Tonight, I wish to pay tribute to one of my greatest teachers: Dr. Robert Garrity, Professor of English at Saint Joseph's College. He passed away last Friday, January 27th.
Dr. Garrity was among the smartest men I have ever known. He was a linguist of exceptional ability. Ancient Greek, Latin, Old English, you name it and he could both read it and speak it. Though I only had him for one class, Christian Impact On Western Civilization, he instilled in me a love of Medieval and Renaissance literature. He was one professor who you could not get away with skipping the reading...or allow for a spelling or grammar error in a paper. I can remember writing a piece on the play, The Madwoman of Chaillot, "Which you spelled 'Challiot'" he told me with no small amount of disdain.
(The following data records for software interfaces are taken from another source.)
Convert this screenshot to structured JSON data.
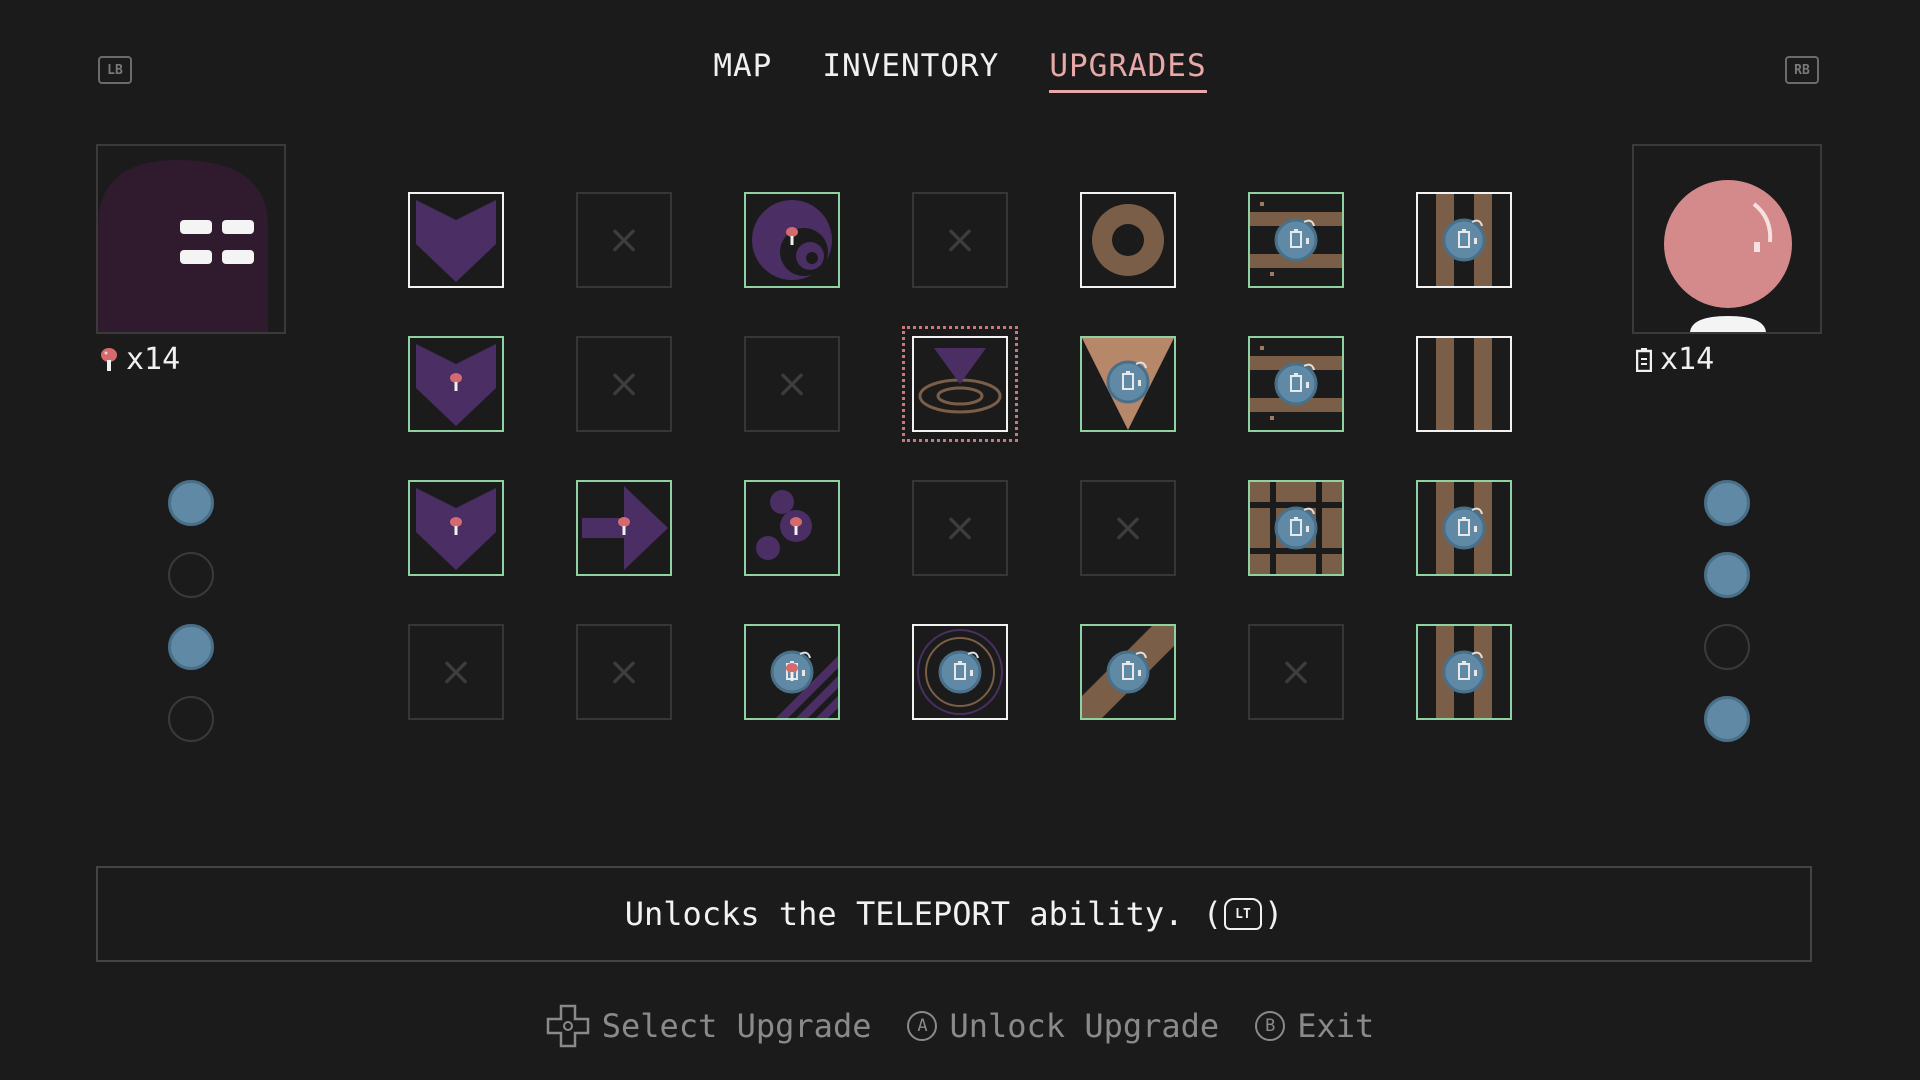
{
  "shoulders": {
    "left": "LB",
    "right": "RB"
  },
  "tabs": [
    {
      "label": "MAP",
      "active": false
    },
    {
      "label": "INVENTORY",
      "active": false
    },
    {
      "label": "UPGRADES",
      "active": true
    }
  ],
  "left_panel": {
    "counter_icon": "mushroom-icon",
    "counter_text": "x14",
    "dots": [
      true,
      false,
      true,
      false
    ],
    "color": "#2f1a2e"
  },
  "right_panel": {
    "counter_icon": "battery-icon",
    "counter_text": "x14",
    "dots": [
      true,
      true,
      false,
      true
    ],
    "color": "#d48a8a"
  },
  "grid": {
    "rows": [
      [
        "heart",
        "locked",
        "swirl-mushroom",
        "locked",
        "donut",
        "bars-bomb",
        "pillar-bomb"
      ],
      [
        "heart-mushroom",
        "locked",
        "locked",
        "triangle-teleport",
        "triangle-bomb",
        "bars-bomb",
        "pillar"
      ],
      [
        "heart-mushroom",
        "arrow-mushroom",
        "spores-mushroom",
        "locked",
        "locked",
        "grid-bomb",
        "pillar-bomb"
      ],
      [
        "locked",
        "locked",
        "stripe-bomb",
        "ring-bomb",
        "diagonal-bomb",
        "locked",
        "pillar-bomb"
      ]
    ],
    "states": [
      [
        "available",
        "locked",
        "owned",
        "locked",
        "available",
        "owned",
        "available"
      ],
      [
        "owned",
        "locked",
        "locked",
        "available",
        "owned",
        "owned",
        "available"
      ],
      [
        "owned",
        "owned",
        "owned",
        "locked",
        "locked",
        "owned",
        "owned"
      ],
      [
        "locked",
        "locked",
        "owned",
        "available",
        "owned",
        "locked",
        "owned"
      ]
    ],
    "selected": [
      1,
      3
    ]
  },
  "description": {
    "before": "Unlocks the TELEPORT ability. (",
    "badge": "LT",
    "after": ")"
  },
  "footer": [
    {
      "icon": "dpad-icon",
      "label": "Select Upgrade"
    },
    {
      "icon": "a-button-icon",
      "glyph": "A",
      "label": "Unlock Upgrade"
    },
    {
      "icon": "b-button-icon",
      "glyph": "B",
      "label": "Exit"
    }
  ],
  "colors": {
    "owned_border": "#8fd1a0",
    "available_border": "#f2f2f2",
    "purple": "#4a2e64",
    "brown": "#7a5e48",
    "bomb_blue": "#5f89a4",
    "accent_pink": "#e8a8a8"
  }
}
My friends and I thought that we should adopt him as our grammatical "sergeant-at-arms" for our group listserve. We could have used him in that capacity to be sure.
As typically occurs at times like these, my friends have been contributing their own memories and reminiscence. Author Bernard Sell, a student of Dr. Garrity's classes in Latin, recalls trying to explain pop culture concepts to the professor. "I loved how befuddled he got when you tried to clue him in on pop culture," Sell said on Facebook. "He'd try for a little bit, and then he'd give that wincing grin that said "Well, the ancient Greeks and Romans didn't bother with this, so why should I?" My friend Armando once recalled Dr. Garrity speaking of the Library at Alexandria and the look of frustrated agony on the man's face as he lamented what knowledge was lost when the library met its end. That's the kind of scholar that he was. Me? I remember him doing readings from the Bible at Easter Vigil mass. He usually read from the Book of Exodus, letting loose with those vocal pipes he had honed after years of theater. "Pharaoh's chariots and charioteers..." Shook the whole church. I also will remember him as a teacher who first sparked me to think about what motivated a writer and why a writer makes the choices that she/he does. Certainly wish I could have taken his course on History of the English Language.
I know there are people who might read this who think this guy sounds lame. We didn't think that. We thought he was cool. Supercool. In our goofier moments, we imagined him hanging out with the likes of Guns N' Roses. Academic rock star meets heavy metal rock stars. Or serving as a tactical officer on the bridge of the Enterprise. Oh and their linguist, too. Bernard toyed with the notion of strapping a keg of beer to his back and showing up at Garrity's door. "Dr. G," Bernard would say. "Let's toke this f**ker." Like I said, goofy. But it is testimony to how highly we thought of him.
I have heard that the best way to keep alive someone who has passed on is to value and perpetuate what they cared about. That's what I intend to do. Oftentimes I've joked that my friends and I, especially Bernard, would all make good monks. We'd live the monastic lifestyle, secluded and serving as custodians of uncared for literature, keeping it safe through these new Dark Ages until another Renaissance can come along.
Oh and one other thing. If there is anyone out there who is still myopic enough, still jaded enough, still ignorant enough to believe that teachers can no longer have an impact on a student's life...well, this post is your answer.
Rest easy, scholar. Your job is done.